Money is almost a four-letter word in businesses these days. Unless it’s a salary negotiation or the end of the year, it may seem like it hardly ever comes up in your daily thoughts. Ignoring it, though, can cause employees to question their value to the company, and it can ultimately cause your turnover rate to skyrocket, which can cost you more than a raise in compensation.
If you see morale falling or quotas getting increasingly difficult to hit, you may wonder in the back of your mind if you should be raising the compensation structure.
How Incentives Work
If a salesperson is dealing with a stagnant territory, yet their quota remains the same, you can see why they might get frustrated with your expectations and their own experiences. Sales reps likely think about the company’s compensation structure far more than you do, and are already familiar with the nuances that seem to rig the system against them.
According to one study, only 60 percent of sales reps hit their quotas for the year, so the effect is wide-ranging. When you focus solely on their numbers, or solely on how the budget couldn’t possibly accommodate a change for their benefit, your inflexibility could wind up costing the company more than you think. There are a number of studies that show limits placed on commission will limit the efforts of employees. Instead, you may want to consider giving rewards based on sheer effort and force of will. If employees don’t feel they’re being noticed by anyone, they will eventually lose faith in the company’s goals.
There is a danger in becoming too focused on your employees’ personal lives, and employers have to tread carefully when it comes to being too open about topics unrelated to the company. But the fact of the matter is if an employee is too focused on their lack of money, they may wind up looking desperate to clients.

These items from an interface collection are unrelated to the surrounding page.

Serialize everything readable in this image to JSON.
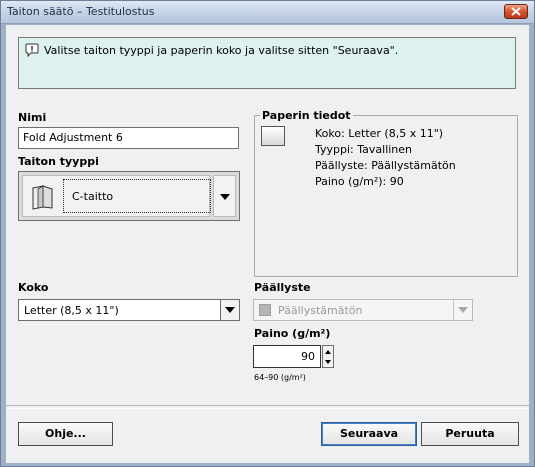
{
  "window": {
    "title": "Taiton säätö – Testitulostus"
  },
  "info": {
    "message": "Valitse taiton tyyppi ja paperin koko ja valitse sitten \"Seuraava\"."
  },
  "name_field": {
    "label": "Nimi",
    "value": "Fold Adjustment 6"
  },
  "fold_type": {
    "label": "Taiton tyyppi",
    "value": "C-taitto"
  },
  "paper_info": {
    "title": "Paperin tiedot",
    "lines": [
      "Koko: Letter (8,5 x 11\")",
      "Tyyppi: Tavallinen",
      "Päällyste: Päällystämätön",
      "Paino (g/m²): 90"
    ]
  },
  "size": {
    "label": "Koko",
    "value": "Letter (8,5 x 11\")"
  },
  "coating": {
    "label": "Päällyste",
    "value": "Päällystämätön"
  },
  "weight": {
    "label": "Paino (g/m²)",
    "value": "90",
    "range": "64–90 (g/m²)"
  },
  "buttons": {
    "help": "Ohje...",
    "next": "Seuraava",
    "cancel": "Peruuta"
  },
  "icons": {
    "info": "speech-bubble-icon",
    "fold": "c-fold-icon",
    "paper": "paper-sheet-icon",
    "close": "close-icon"
  },
  "colors": {
    "info_bg": "#ddf1ef",
    "close_btn": "#d4512f",
    "titlebar": "#c3d2e5"
  }
}
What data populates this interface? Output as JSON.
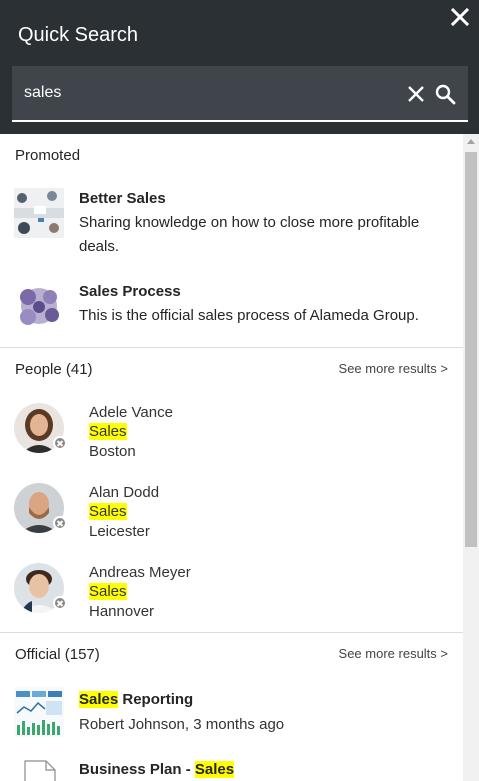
{
  "header": {
    "title": "Quick Search",
    "search_value": "sales",
    "close_icon": "close-icon",
    "clear_icon": "clear-icon",
    "search_icon": "search-icon"
  },
  "promoted": {
    "heading": "Promoted",
    "items": [
      {
        "title": "Better Sales",
        "description": "Sharing knowledge on how to close more profitable deals."
      },
      {
        "title": "Sales Process",
        "description": "This is the official sales process of Alameda Group."
      }
    ]
  },
  "people": {
    "heading": "People (41)",
    "see_more": "See more results >",
    "items": [
      {
        "name": "Adele Vance",
        "department": "Sales",
        "location": "Boston"
      },
      {
        "name": "Alan Dodd",
        "department": "Sales",
        "location": "Leicester"
      },
      {
        "name": "Andreas Meyer",
        "department": "Sales",
        "location": "Hannover"
      }
    ]
  },
  "official": {
    "heading": "Official (157)",
    "see_more": "See more results >",
    "items": [
      {
        "title_highlight": "Sales",
        "title_rest": " Reporting",
        "meta": "Robert Johnson, 3 months ago"
      },
      {
        "title_prefix": "Business Plan - ",
        "title_highlight": "Sales"
      }
    ]
  },
  "colors": {
    "header_bg": "#2b3035",
    "search_bg": "#3f454b",
    "highlight": "#ffff00"
  }
}
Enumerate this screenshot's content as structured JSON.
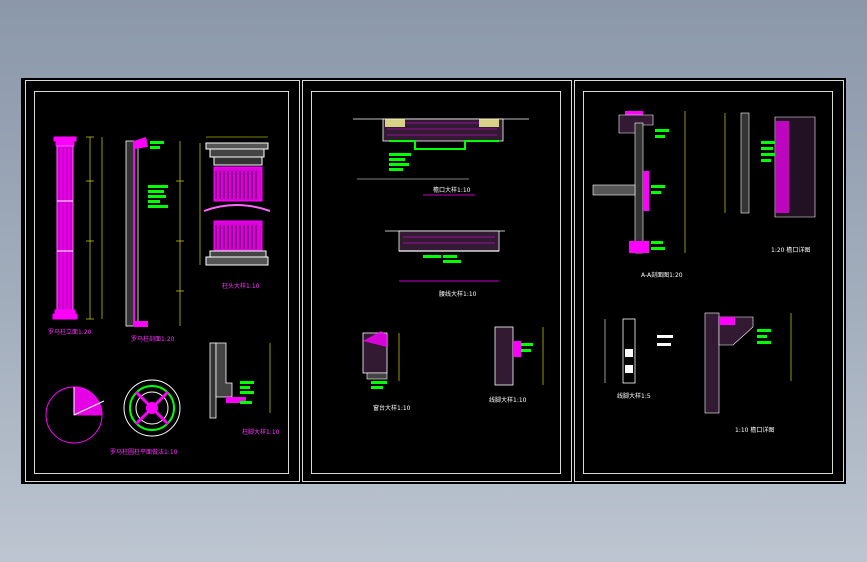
{
  "drawing": {
    "background": "#000000",
    "colors": {
      "magenta": "#ff00ff",
      "green": "#00ff00",
      "cyan": "#00ffff",
      "yellow": "#ffff00",
      "white": "#ffffff",
      "red": "#ff3333"
    }
  },
  "sheet1": {
    "col_elev": "罗马柱立面1:20",
    "col_section": "罗马柱剖面1:20",
    "cap_detail": "柱头大样1:10",
    "plan_detail": "罗马柱圆柱平面做法1:10",
    "base_detail": "柱脚大样1:10"
  },
  "sheet2": {
    "title1": "檐口大样1:10",
    "title2": "腰线大样1:10",
    "title3": "窗台大样1:10",
    "title4": "线脚大样1:10"
  },
  "sheet3": {
    "title_a": "A-A剖面图1:20",
    "title_b": "1:20 檐口详图",
    "title_c": "线脚大样1:5",
    "title_d": "1:10 檐口详图"
  }
}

Raising compensation is not about charity or taking on the responsibility of employees’ personal problems. This is about having a comfortable workforce who feel that their needs are being taken care of in the same way that you expect them to take care of the company’s. When you speak with employees, show genuine concern for how they feel about the compensation structure, and then let them know that what they’ve said is being heard and followed up on (and then do it).
If your compensation structure is exceedingly complicated with new reps having to ask questions about every newly acquired account, perhaps it’s time to make things simpler. Not only does a complicated structure confuse fresh hires, but it gives experienced employees opportunities to cheat. Experts suggest that if sales are fairly unstable, your reps should have fixed salaries. This limits the amount of uncertainty your reps are feeling and allows them to budget accordingly.
Commissions typically get implemented because they allow managers to keep track of the work employees are doing, and they do have some merit. However, if you take the time to get to know the character and quirks of your current sales force, you can mitigate the negative effects of making a change.
A Better Way
Compensation and incentives theoretically should be individualized for each salesperson because each worker’s style and attitude is different. No matter the size of your sales force, it’s worth experimenting to find the best compensation structure.